→ **Try it**:
Repeat the entries below exactly, missing none.

[Items from a dataset]
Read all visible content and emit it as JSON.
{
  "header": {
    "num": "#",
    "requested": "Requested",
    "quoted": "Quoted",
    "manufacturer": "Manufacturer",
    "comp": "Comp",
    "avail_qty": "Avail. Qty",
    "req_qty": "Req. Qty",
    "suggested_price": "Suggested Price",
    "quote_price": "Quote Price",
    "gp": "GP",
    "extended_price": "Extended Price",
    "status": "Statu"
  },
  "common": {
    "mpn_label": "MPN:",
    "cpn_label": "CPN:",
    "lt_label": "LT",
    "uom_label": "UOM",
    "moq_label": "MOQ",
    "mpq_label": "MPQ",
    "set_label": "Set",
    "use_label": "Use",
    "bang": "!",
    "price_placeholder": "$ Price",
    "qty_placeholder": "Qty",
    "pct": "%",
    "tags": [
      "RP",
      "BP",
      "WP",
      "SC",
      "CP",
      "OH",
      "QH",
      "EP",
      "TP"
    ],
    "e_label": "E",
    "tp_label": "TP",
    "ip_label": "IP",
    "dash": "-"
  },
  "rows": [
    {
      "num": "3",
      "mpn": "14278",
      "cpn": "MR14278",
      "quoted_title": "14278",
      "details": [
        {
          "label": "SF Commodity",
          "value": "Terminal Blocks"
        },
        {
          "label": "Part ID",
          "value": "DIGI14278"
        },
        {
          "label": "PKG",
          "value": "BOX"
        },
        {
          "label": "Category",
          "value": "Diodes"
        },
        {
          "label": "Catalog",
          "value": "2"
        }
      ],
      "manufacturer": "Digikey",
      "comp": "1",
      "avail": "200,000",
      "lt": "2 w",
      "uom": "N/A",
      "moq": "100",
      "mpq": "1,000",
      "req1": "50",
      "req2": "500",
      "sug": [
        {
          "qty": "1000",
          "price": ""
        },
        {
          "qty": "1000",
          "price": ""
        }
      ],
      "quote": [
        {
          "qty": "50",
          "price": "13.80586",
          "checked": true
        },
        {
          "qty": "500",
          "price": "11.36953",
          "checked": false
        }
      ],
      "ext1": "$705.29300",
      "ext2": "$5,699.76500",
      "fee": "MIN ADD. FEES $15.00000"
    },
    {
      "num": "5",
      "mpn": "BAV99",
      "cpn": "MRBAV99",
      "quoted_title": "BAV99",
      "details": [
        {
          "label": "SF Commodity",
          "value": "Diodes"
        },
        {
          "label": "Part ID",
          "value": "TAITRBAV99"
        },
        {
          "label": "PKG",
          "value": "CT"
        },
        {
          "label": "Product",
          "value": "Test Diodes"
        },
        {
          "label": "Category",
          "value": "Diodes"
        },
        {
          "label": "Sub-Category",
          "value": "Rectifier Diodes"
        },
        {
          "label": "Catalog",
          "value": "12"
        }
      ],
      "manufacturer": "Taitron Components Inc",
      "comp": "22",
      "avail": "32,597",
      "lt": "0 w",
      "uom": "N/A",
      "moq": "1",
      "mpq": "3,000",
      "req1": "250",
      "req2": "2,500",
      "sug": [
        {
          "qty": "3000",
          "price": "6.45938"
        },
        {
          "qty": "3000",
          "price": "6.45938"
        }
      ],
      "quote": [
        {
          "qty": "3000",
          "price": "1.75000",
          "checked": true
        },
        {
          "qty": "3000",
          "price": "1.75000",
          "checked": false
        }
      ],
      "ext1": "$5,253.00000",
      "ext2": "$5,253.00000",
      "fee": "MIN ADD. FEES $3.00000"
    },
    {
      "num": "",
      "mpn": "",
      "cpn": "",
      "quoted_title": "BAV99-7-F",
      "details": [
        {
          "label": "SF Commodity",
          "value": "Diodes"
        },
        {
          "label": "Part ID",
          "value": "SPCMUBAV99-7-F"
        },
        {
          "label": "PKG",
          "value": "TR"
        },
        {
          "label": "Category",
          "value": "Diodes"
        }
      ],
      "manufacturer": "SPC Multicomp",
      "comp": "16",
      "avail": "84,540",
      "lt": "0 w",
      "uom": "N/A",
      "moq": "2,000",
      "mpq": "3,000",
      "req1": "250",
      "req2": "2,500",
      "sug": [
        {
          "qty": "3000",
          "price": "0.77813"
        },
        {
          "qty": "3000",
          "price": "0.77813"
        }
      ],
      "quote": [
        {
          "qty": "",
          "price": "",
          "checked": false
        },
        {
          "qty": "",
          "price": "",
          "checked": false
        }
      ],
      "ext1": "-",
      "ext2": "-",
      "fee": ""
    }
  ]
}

→ **Solution**:
Read all visible content and emit it as JSON.
{
  "header": {
    "num": "#",
    "requested": "Requested",
    "quoted": "Quoted",
    "manufacturer": "Manufacturer",
    "comp": "Comp",
    "avail_qty": "Avail. Qty",
    "req_qty": "Req. Qty",
    "suggested_price": "Suggested Price",
    "quote_price": "Quote Price",
    "gp": "GP",
    "extended_price": "Extended Price",
    "status": "Statu"
  },
  "common": {
    "mpn_label": "MPN:",
    "cpn_label": "CPN:",
    "lt_label": "LT",
    "uom_label": "UOM",
    "moq_label": "MOQ",
    "mpq_label": "MPQ",
    "set_label": "Set",
    "use_label": "Use",
    "bang": "!",
    "price_placeholder": "$ Price",
    "qty_placeholder": "Qty",
    "pct": "%",
    "tags": [
      "RP",
      "BP",
      "WP",
      "SC",
      "CP",
      "OH",
      "QH",
      "EP",
      "TP"
    ],
    "e_label": "E",
    "tp_label": "TP",
    "ip_label": "IP",
    "dash": "-"
  },
  "rows": [
    {
      "num": "3",
      "mpn": "14278",
      "cpn": "MR14278",
      "quoted_title": "14278",
      "details": [
        {
          "label": "SF Commodity",
          "value": "Terminal Blocks"
        },
        {
          "label": "Part ID",
          "value": "DIGI14278"
        },
        {
          "label": "PKG",
          "value": "BOX"
        },
        {
          "label": "Category",
          "value": "Diodes"
        },
        {
          "label": "Catalog",
          "value": "2"
        }
      ],
      "manufacturer": "Digikey",
      "comp": "1",
      "avail": "200,000",
      "lt": "2 w",
      "uom": "N/A",
      "moq": "100",
      "mpq": "1,000",
      "req1": "50",
      "req2": "500",
      "sug": [
        {
          "qty": "1000",
          "price": ""
        },
        {
          "qty": "1000",
          "price": ""
        }
      ],
      "quote": [
        {
          "qty": "50",
          "price": "13.80586",
          "checked": true
        },
        {
          "qty": "500",
          "price": "11.36953",
          "checked": false
        }
      ],
      "ext1": "$705.29300",
      "ext2": "$5,699.76500",
      "fee": "MIN ADD. FEES $15.00000"
    },
    {
      "num": "5",
      "mpn": "BAV99",
      "cpn": "MRBAV99",
      "quoted_title": "BAV99",
      "details": [
        {
          "label": "SF Commodity",
          "value": "Diodes"
        },
        {
          "label": "Part ID",
          "value": "TAITRBAV99"
        },
        {
          "label": "PKG",
          "value": "CT"
        },
        {
          "label": "Product",
          "value": "Test Diodes"
        },
        {
          "label": "Category",
          "value": "Diodes"
        },
        {
          "label": "Sub-Category",
          "value": "Rectifier Diodes"
        },
        {
          "label": "Catalog",
          "value": "12"
        }
      ],
      "manufacturer": "Taitron Components Inc",
      "comp": "22",
      "avail": "32,597",
      "lt": "0 w",
      "uom": "N/A",
      "moq": "1",
      "mpq": "3,000",
      "req1": "250",
      "req2": "2,500",
      "sug": [
        {
          "qty": "3000",
          "price": "6.45938"
        },
        {
          "qty": "3000",
          "price": "6.45938"
        }
      ],
      "quote": [
        {
          "qty": "3000",
          "price": "1.75000",
          "checked": true
        },
        {
          "qty": "3000",
          "price": "1.75000",
          "checked": false
        }
      ],
      "ext1": "$5,253.00000",
      "ext2": "$5,253.00000",
      "fee": "MIN ADD. FEES $3.00000"
    },
    {
      "num": "",
      "mpn": "",
      "cpn": "",
      "quoted_title": "BAV99-7-F",
      "details": [
        {
          "label": "SF Commodity",
          "value": "Diodes"
        },
        {
          "label": "Part ID",
          "value": "SPCMUBAV99-7-F"
        },
        {
          "label": "PKG",
          "value": "TR"
        },
        {
          "label": "Category",
          "value": "Diodes"
        }
      ],
      "manufacturer": "SPC Multicomp",
      "comp": "16",
      "avail": "84,540",
      "lt": "0 w",
      "uom": "N/A",
      "moq": "2,000",
      "mpq": "3,000",
      "req1": "250",
      "req2": "2,500",
      "sug": [
        {
          "qty": "3000",
          "price": "0.77813"
        },
        {
          "qty": "3000",
          "price": "0.77813"
        }
      ],
      "quote": [
        {
          "qty": "",
          "price": "",
          "checked": false
        },
        {
          "qty": "",
          "price": "",
          "checked": false
        }
      ],
      "ext1": "-",
      "ext2": "-",
      "fee": ""
    }
  ]
}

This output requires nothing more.